» Task
Each line of the records below needs repeating exactly. Skip the pictures.

(Stored items from a collection)

_ _ _ _

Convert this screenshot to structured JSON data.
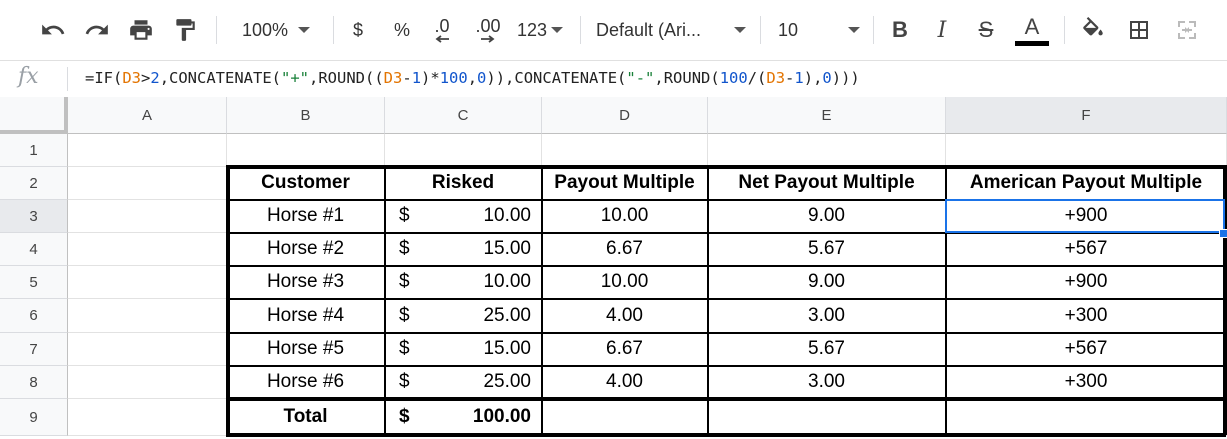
{
  "toolbar": {
    "zoom": "100%",
    "currency": "$",
    "percent": "%",
    "decrease_decimals": ".0",
    "increase_decimals": ".00",
    "more_formats": "123",
    "font": "Default (Ari...",
    "font_size": "10",
    "bold": "B",
    "italic": "I",
    "strikethrough": "S",
    "text_color_letter": "A"
  },
  "formula_bar": {
    "fx": "fx",
    "parts": [
      {
        "t": "=IF(",
        "c": ""
      },
      {
        "t": "D3",
        "c": "ref"
      },
      {
        "t": ">",
        "c": ""
      },
      {
        "t": "2",
        "c": "num"
      },
      {
        "t": ",CONCATENATE(",
        "c": ""
      },
      {
        "t": "\"+\"",
        "c": "str"
      },
      {
        "t": ",ROUND((",
        "c": ""
      },
      {
        "t": "D3",
        "c": "ref"
      },
      {
        "t": "-",
        "c": ""
      },
      {
        "t": "1",
        "c": "num"
      },
      {
        "t": ")*",
        "c": ""
      },
      {
        "t": "100",
        "c": "num"
      },
      {
        "t": ",",
        "c": ""
      },
      {
        "t": "0",
        "c": "num"
      },
      {
        "t": ")),CONCATENATE(",
        "c": ""
      },
      {
        "t": "\"-\"",
        "c": "str"
      },
      {
        "t": ",ROUND(",
        "c": ""
      },
      {
        "t": "100",
        "c": "num"
      },
      {
        "t": "/(",
        "c": ""
      },
      {
        "t": "D3",
        "c": "ref"
      },
      {
        "t": "-",
        "c": ""
      },
      {
        "t": "1",
        "c": "num"
      },
      {
        "t": "),",
        "c": ""
      },
      {
        "t": "0",
        "c": "num"
      },
      {
        "t": ")))",
        "c": ""
      }
    ]
  },
  "columns": [
    "A",
    "B",
    "C",
    "D",
    "E",
    "F"
  ],
  "rows": [
    "1",
    "2",
    "3",
    "4",
    "5",
    "6",
    "7",
    "8",
    "9"
  ],
  "table": {
    "headers": [
      "Customer",
      "Risked",
      "Payout Multiple",
      "Net Payout Multiple",
      "American Payout Multiple"
    ],
    "currency_symbol": "$",
    "data": [
      [
        "Horse #1",
        "10.00",
        "10.00",
        "9.00",
        "+900"
      ],
      [
        "Horse #2",
        "15.00",
        "6.67",
        "5.67",
        "+567"
      ],
      [
        "Horse #3",
        "10.00",
        "10.00",
        "9.00",
        "+900"
      ],
      [
        "Horse #4",
        "25.00",
        "4.00",
        "3.00",
        "+300"
      ],
      [
        "Horse #5",
        "15.00",
        "6.67",
        "5.67",
        "+567"
      ],
      [
        "Horse #6",
        "25.00",
        "4.00",
        "3.00",
        "+300"
      ]
    ],
    "total_label": "Total",
    "total_value": "100.00"
  },
  "active_cell": "F3",
  "colors": {
    "selection": "#1a73e8",
    "formula_ref": "#e37400",
    "formula_number": "#1155cc",
    "formula_string": "#188038"
  }
}
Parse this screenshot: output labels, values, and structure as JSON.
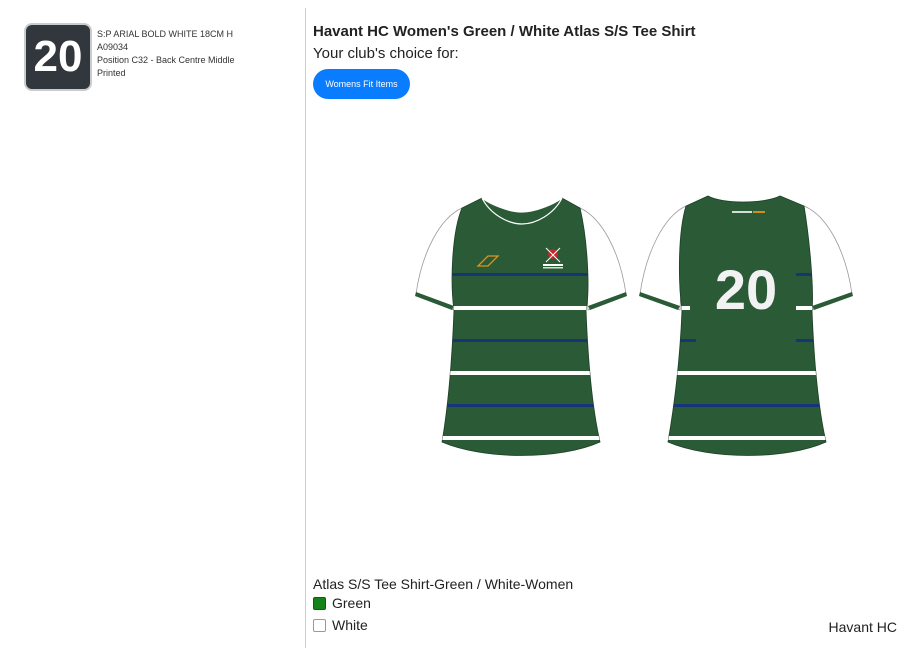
{
  "print_spec": {
    "number": "20",
    "lines": [
      "S:P ARIAL BOLD WHITE 18CM H",
      "A09034",
      "Position C32 - Back Centre Middle",
      "Printed"
    ]
  },
  "product": {
    "title": "Havant HC Women's Green / White Atlas S/S Tee Shirt",
    "subtitle": "Your club's choice for:",
    "choice_button": "Womens Fit Items",
    "back_number": "20"
  },
  "variant": {
    "name": "Atlas S/S Tee Shirt-Green / White-Women",
    "options": [
      {
        "label": "Green",
        "color": "#15821a"
      },
      {
        "label": "White",
        "color": "#ffffff"
      }
    ]
  },
  "club_name": "Havant HC",
  "colors": {
    "shirt_green": "#2a5a36",
    "stripe_navy": "#173478",
    "accent_blue": "#0a7cff",
    "badge_dark": "#31373d"
  }
}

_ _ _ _

» Reply to the task
Convert this screenshot to structured JSON data.
{
  "toolbar": {
    "zoom": "100%",
    "currency": "$",
    "percent": "%",
    "decrease_decimals": ".0",
    "increase_decimals": ".00",
    "more_formats": "123",
    "font": "Default (Ari...",
    "font_size": "10",
    "bold": "B",
    "italic": "I",
    "strikethrough": "S",
    "text_color_letter": "A"
  },
  "formula_bar": {
    "fx": "fx",
    "parts": [
      {
        "t": "=IF(",
        "c": ""
      },
      {
        "t": "D3",
        "c": "ref"
      },
      {
        "t": ">",
        "c": ""
      },
      {
        "t": "2",
        "c": "num"
      },
      {
        "t": ",CONCATENATE(",
        "c": ""
      },
      {
        "t": "\"+\"",
        "c": "str"
      },
      {
        "t": ",ROUND((",
        "c": ""
      },
      {
        "t": "D3",
        "c": "ref"
      },
      {
        "t": "-",
        "c": ""
      },
      {
        "t": "1",
        "c": "num"
      },
      {
        "t": ")*",
        "c": ""
      },
      {
        "t": "100",
        "c": "num"
      },
      {
        "t": ",",
        "c": ""
      },
      {
        "t": "0",
        "c": "num"
      },
      {
        "t": ")),CONCATENATE(",
        "c": ""
      },
      {
        "t": "\"-\"",
        "c": "str"
      },
      {
        "t": ",ROUND(",
        "c": ""
      },
      {
        "t": "100",
        "c": "num"
      },
      {
        "t": "/(",
        "c": ""
      },
      {
        "t": "D3",
        "c": "ref"
      },
      {
        "t": "-",
        "c": ""
      },
      {
        "t": "1",
        "c": "num"
      },
      {
        "t": "),",
        "c": ""
      },
      {
        "t": "0",
        "c": "num"
      },
      {
        "t": ")))",
        "c": ""
      }
    ]
  },
  "columns": [
    "A",
    "B",
    "C",
    "D",
    "E",
    "F"
  ],
  "rows": [
    "1",
    "2",
    "3",
    "4",
    "5",
    "6",
    "7",
    "8",
    "9"
  ],
  "table": {
    "headers": [
      "Customer",
      "Risked",
      "Payout Multiple",
      "Net Payout Multiple",
      "American Payout Multiple"
    ],
    "currency_symbol": "$",
    "data": [
      [
        "Horse #1",
        "10.00",
        "10.00",
        "9.00",
        "+900"
      ],
      [
        "Horse #2",
        "15.00",
        "6.67",
        "5.67",
        "+567"
      ],
      [
        "Horse #3",
        "10.00",
        "10.00",
        "9.00",
        "+900"
      ],
      [
        "Horse #4",
        "25.00",
        "4.00",
        "3.00",
        "+300"
      ],
      [
        "Horse #5",
        "15.00",
        "6.67",
        "5.67",
        "+567"
      ],
      [
        "Horse #6",
        "25.00",
        "4.00",
        "3.00",
        "+300"
      ]
    ],
    "total_label": "Total",
    "total_value": "100.00"
  },
  "active_cell": "F3",
  "colors": {
    "selection": "#1a73e8",
    "formula_ref": "#e37400",
    "formula_number": "#1155cc",
    "formula_string": "#188038"
  }
}
Parse this screenshot: output labels, values, and structure as JSON.
{
  "print_spec": {
    "number": "20",
    "lines": [
      "S:P ARIAL BOLD WHITE 18CM H",
      "A09034",
      "Position C32 - Back Centre Middle",
      "Printed"
    ]
  },
  "product": {
    "title": "Havant HC Women's Green / White Atlas S/S Tee Shirt",
    "subtitle": "Your club's choice for:",
    "choice_button": "Womens Fit Items",
    "back_number": "20"
  },
  "variant": {
    "name": "Atlas S/S Tee Shirt-Green / White-Women",
    "options": [
      {
        "label": "Green",
        "color": "#15821a"
      },
      {
        "label": "White",
        "color": "#ffffff"
      }
    ]
  },
  "club_name": "Havant HC",
  "colors": {
    "shirt_green": "#2a5a36",
    "stripe_navy": "#173478",
    "accent_blue": "#0a7cff",
    "badge_dark": "#31373d"
  }
}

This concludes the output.